Pretty soon I was following forums on both, reading and managing what I can only imagine looked like ASCII art in my head. Production techniques, DAW comparisons, VSTs, sample libraries, and a ridiculous amount of YouTube tutorials explaining the most complex methods of achieving beautiful, rich sound design. The hair on the back of my neck stood up. It was incredible and I couldn’t get enough of it.
Jamie: I read you mainly use FL Studio. What hardware/analog synths/softsynths/hardware did you use on your record?
DjjD: I use a lot of 3rd party software plugins. The major ones are usually: Zebra2, Nexus, Omnisphere, Trillian, Massive, and tb_peach. There’s a ton of drum samples that I’ve just picked up over the years. Like on “Strange Incident” you’re hearing a lot of Omnisphere in the intro, but then when the lead comes in, that’s Zebra2.
I also try to utilize sample libraries via Kontakt when I can. “Wavy Things” features a glass marimba in the intro, along with a dulcimer as a backing melody because sounds are fun. Most times, I’ll plug in my Novation Impulse and play out a simple melody but as time goes by, the setup will just turn to a mouse clicking frenzy.
Jamie: What I enjoyed about this release was that you incorporated other sound elements in with chip. Do you use trackers like LSDj for your chip sounds?
DjjD: Honestly, I’ve never really used LSDJ. I’m totally gonna have to set aside some time to learn it one of these days! I normally just use tb_peach and tb_toad.
Jamie: What instruments do you play?
DjjD: I played drums for a long time and I mean, I guess I still do. But not nearly as frequently as I used to. And as I mentioned before I pretty much just noodle around on the ivories until I hear a melody I like.
Jamie: What is one of the most memorable moments you’ve had with music?
DjjD: I think one of the coolest things that’s happened to me in the past few years, was actually getting on something published by Capcom. “For Everlasting Peace: 25 Years of Mega Man” was the first commercialized album by OverClocked ReMix and it was really cool just to be a part of something like… brand spankin’ new.
Aside from that, last year I finally got my first DJing gig @ Saboten Con, an anime convention in Phoenix, AZ. All in all, good things abound.
Jamie: What are your upcoming projects?
DjjD: Well, I’ve got a couple projects coming out soon. To name a few, I’ve got a Killer Instinct remix coming out and an original house track featuring a solo by Toni Leys.
Jamie: Where are some links to keep up with your music?
Jamie: Do you know any upcoming projects for your featured artists?

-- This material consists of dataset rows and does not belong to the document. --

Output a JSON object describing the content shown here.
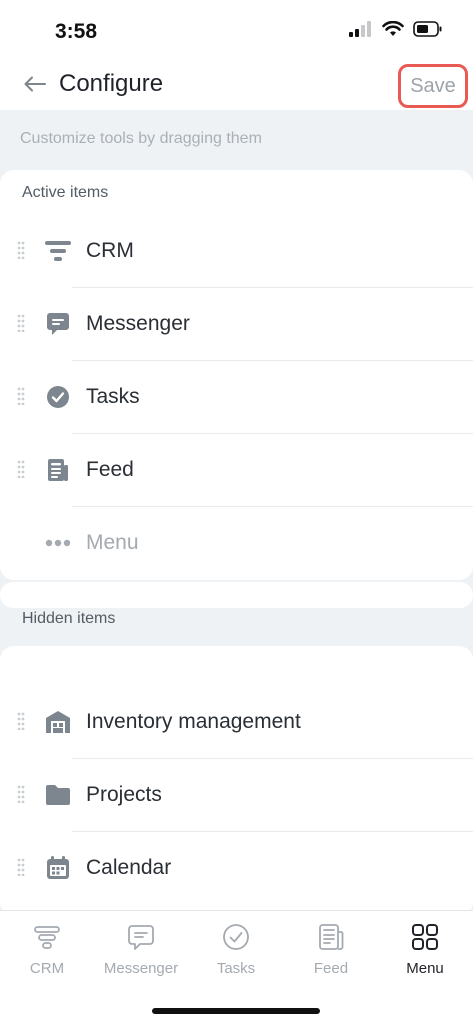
{
  "status_bar": {
    "time": "3:58"
  },
  "nav": {
    "title": "Configure",
    "save_label": "Save"
  },
  "hint": "Customize tools by dragging them",
  "active_section": {
    "label": "Active items",
    "items": [
      {
        "label": "CRM",
        "icon": "funnel-icon"
      },
      {
        "label": "Messenger",
        "icon": "chat-bubble-icon"
      },
      {
        "label": "Tasks",
        "icon": "check-circle-icon"
      },
      {
        "label": "Feed",
        "icon": "newspaper-icon"
      },
      {
        "label": "Menu",
        "icon": "more-dots-icon"
      }
    ]
  },
  "hidden_section": {
    "label": "Hidden items",
    "items": [
      {
        "label": "Inventory management",
        "icon": "warehouse-icon"
      },
      {
        "label": "Projects",
        "icon": "folder-icon"
      },
      {
        "label": "Calendar",
        "icon": "calendar-icon"
      }
    ]
  },
  "tabbar": {
    "tabs": [
      {
        "label": "CRM",
        "icon": "funnel-icon"
      },
      {
        "label": "Messenger",
        "icon": "chat-bubble-icon"
      },
      {
        "label": "Tasks",
        "icon": "check-circle-icon"
      },
      {
        "label": "Feed",
        "icon": "newspaper-icon"
      },
      {
        "label": "Menu",
        "icon": "grid-icon",
        "selected": true
      }
    ]
  },
  "colors": {
    "save_highlight": "#ea5a55",
    "icon_gray": "#7d868e",
    "muted_text": "#a4aab0",
    "background": "#eef2f5"
  }
}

DjjD: I know Parvathi is trying to get some work in as a freelance singer, so I’d definitely be on the lookout for her name appearing in various locations! As for Jeff Ball, hmm…well, I know I recently saw him put out a Sound Design demo for 2016 which you can find here. But the latest thing I saw him release was back in March, with his ‘Bells of Yggdrasil’ EP on iTunes.
Really good stuff.
Jamie: Anything else you want us to know?
DjjD: Honestly, just really appreciate you taking the time out of your day to do this interview! Thanks to everyone who’ve either helped me come to a decision about a piece of music, helped me determine a general mood for the artwork…or just listened to anything I’ve done in the past 7 years.
Speaking of artwork, I couldn’t leave without thanking the guy who did the artwork for the album, Alex Kelly. Friggin’ awesome person to work with, totally professional and pretty much nailed what I had in mind before I could even use words to describe it. Check his stuff out here.
Hopefully, this release will keep encouraging chiptune creators to push their boundaries. I’m constantly impressed with the quality and diversity I keep finding with so much of what the artists in this community create. Take the time to support this release; besides DjjD creating an exceptional playlist of easy-flowing tracks, he has a lot of appreciation for the supporting talent that helped bring this album together, which is something I greatly respect in an artist.
Till next time,
The Unicorn Princess